Schou and Schwizer are out in front on a zero score and von Eckermann will carry just one penalty point, while 26-year-old Vogel will start with two on the board and Brazil’s Yuri Mansur and the USA’s Hunter Holloway will start with three penalties already on their scorecard.
The result is far from decided because time faults or a fence down on Saturday can change everything.
Only nine of the 39 starters found the key to another superb 14-fence first-round course set by Portugal’s Bernardo Costa Cabral. Regardless of experience this was a track that tested every single rider, and while the oxer at fence 10 proved particularly influential. there were poles on the ground all the way to the very last.
First into the jump-off, flying Frenchman Julien Epaillard left the door wide open with two down with Donatello d’Auge, but Norway’s Victoria Gulliksen followed with a cracking clear from her beloved Papa Roach in 38.71 to take the early lead.

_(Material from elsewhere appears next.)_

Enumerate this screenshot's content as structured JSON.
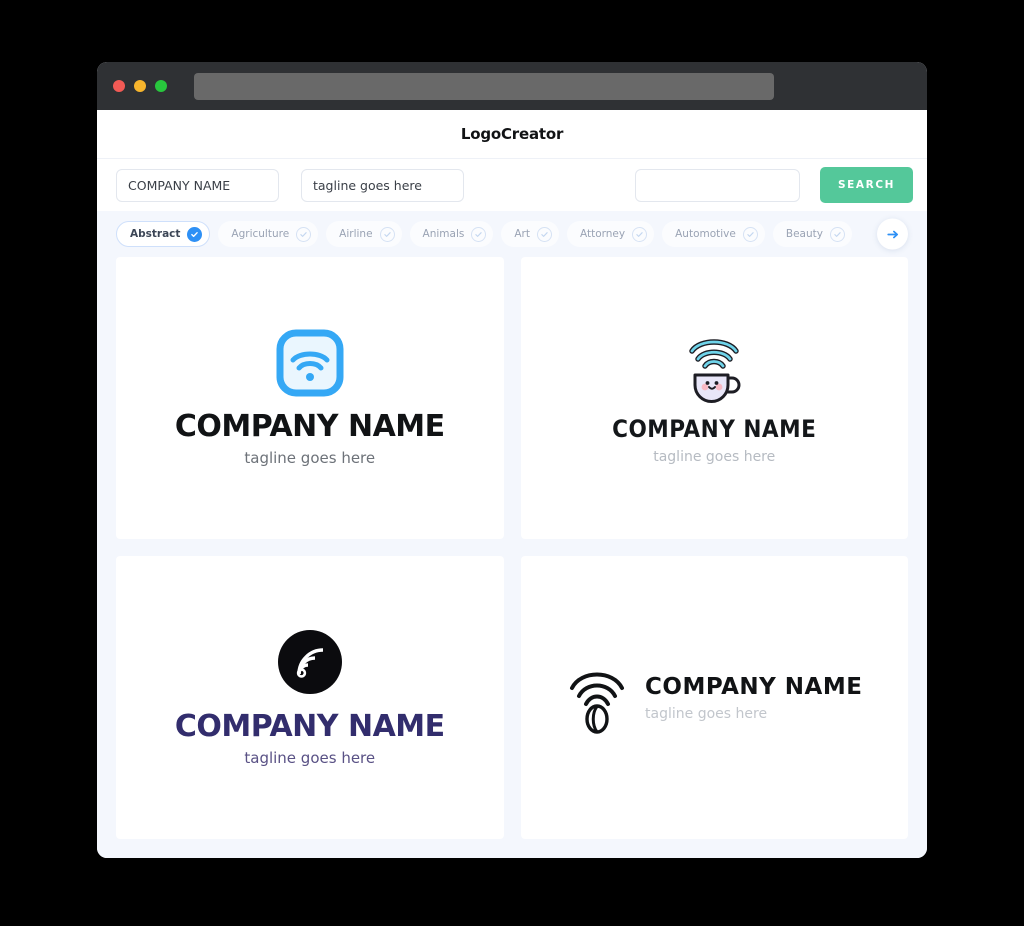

Then America’s Devin Ryan and Eddie Blue, runners-up at the 2018 Final in Paris, hit the very last fence before Harry Charles forged a new lead with Balou du Reventon that stopped the clock in 35.25 seconds.
The British rider’s advantage was short-lived when Vogel’s big-striding horse galloped through the finish in 35.11 seconds with apparent ease. Although Schou (35.58 seconds) and last-to-go Schwizer (36.18 seconds) left all the timber intact, they had to settle for third and fourth places, respectively, while Vogel reigned supreme ahead of Charles.

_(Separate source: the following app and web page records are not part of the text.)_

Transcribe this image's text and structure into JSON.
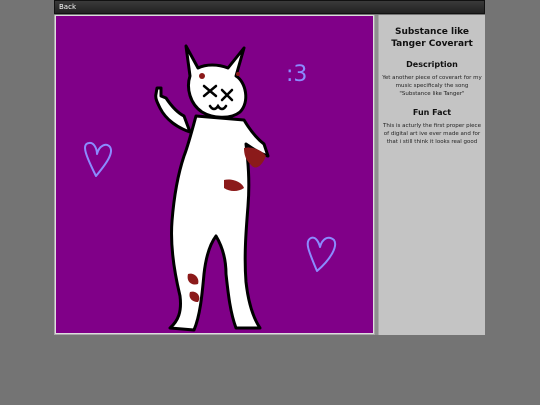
{
  "nav": {
    "back_label": "Back"
  },
  "artwork": {
    "caption_text": ":3",
    "colors": {
      "background": "#800088",
      "figure": "#ffffff",
      "outline": "#000000",
      "blood": "#8b1a1a",
      "doodle": "#8b8bff"
    },
    "icons": [
      "cat-character-drawing",
      "heart-outline-left",
      "heart-outline-right"
    ]
  },
  "info": {
    "title": "Substance like Tanger Coverart",
    "description_heading": "Description",
    "description_text": "Yet another piece of coverart for my music specificaly the song \"Substance like Tanger\"",
    "fun_fact_heading": "Fun Fact",
    "fun_fact_text": "This is acturly the first proper piece of digital art ive ever made and for that i still think it looks real good"
  }
}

Talking about his win, Vogel, whose recent form has seen him rise 23 places in the world rankings in the last month, said, “It’s our first World Cup Final, so we are delighted with how it has gone so far. Obviously, we will try to do our best on the final day, but we are already very happy!”
Runner-up Charles, who is highest ranked U25 rider and number 15 in the latest world rankings, was also more than pleased. He’s clearly thrilled to be partnering the brilliant Balou du Reventon who only joined his string last December.
“He’s not really a horse, he’s a Pegasus! For sure he’s the best horse I’ve ever ridden and even at 17 years old, he is still one of the best horses in the world. I’ve been watching him since I was growing up and it’s an honour and a privilege to be sat on him. I love every minute of every time I get to go in the ring with him!” he said proudly.
He described the course as “fantastic… I didn’t think it was too big but it rode really difficult and we got a great result. A lot of good guys from yesterday didn’t quite have the result they wanted today which was good for me! So it has made it a really exciting competition.”
Third-placed Schou also had plenty of nice things to say about his handsome stallion Darc de Lux, who has helped place him in the joint lead going into the final day.
“Yesterday we managed to stay near the top, and today he came out like he did all the indoor season and fought for me all the way around and gave me the clear round that was needed.” When the penultimate vertical came up very deep, the 12-year-old horse didn’t hesitate to oblige.
“That was all credit on him. I deserved to have a mistake in that turn. I had seen Richard’s round and I knew I had to give it all, and when I put so much pressure on him the canter gets difficult to handle. When I turned, the distance wasn’t there and I had to add one (stride), but he’s such a sharp and clever horse that he managed.”
When asked if he was surprised to find himself in the joint lead, he replied, “I think I have to say yes! But when you see his (Darc de Lux’s) record all indoor season, he jumped six World Cups and ’s-Hertogenbosch (NED) and Geneva (SUI) and he’s been clear in most or maximum one down. He’s such a consistent, clever, and careful horse, so he actually deserves to be there because he is actually one of the best!”
by Louise Parkes